(Records supplied begins)

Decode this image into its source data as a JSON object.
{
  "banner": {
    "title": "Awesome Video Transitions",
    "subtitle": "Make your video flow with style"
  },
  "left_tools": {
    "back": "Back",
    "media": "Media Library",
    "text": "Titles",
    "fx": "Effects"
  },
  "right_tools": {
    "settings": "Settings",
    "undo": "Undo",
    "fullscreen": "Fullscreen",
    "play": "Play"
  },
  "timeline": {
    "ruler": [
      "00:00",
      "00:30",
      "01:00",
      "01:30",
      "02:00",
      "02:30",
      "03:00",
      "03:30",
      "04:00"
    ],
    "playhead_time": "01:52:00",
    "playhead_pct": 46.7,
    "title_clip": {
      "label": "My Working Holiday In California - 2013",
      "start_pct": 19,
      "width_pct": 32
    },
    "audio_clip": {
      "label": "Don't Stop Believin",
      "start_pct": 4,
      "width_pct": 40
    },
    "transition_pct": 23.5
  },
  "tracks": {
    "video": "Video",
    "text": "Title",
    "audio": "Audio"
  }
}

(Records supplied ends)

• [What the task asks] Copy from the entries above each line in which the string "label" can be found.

• [Task output]
      "label": "My Working Holiday In California - 2013",
      "label": "Don't Stop Believin",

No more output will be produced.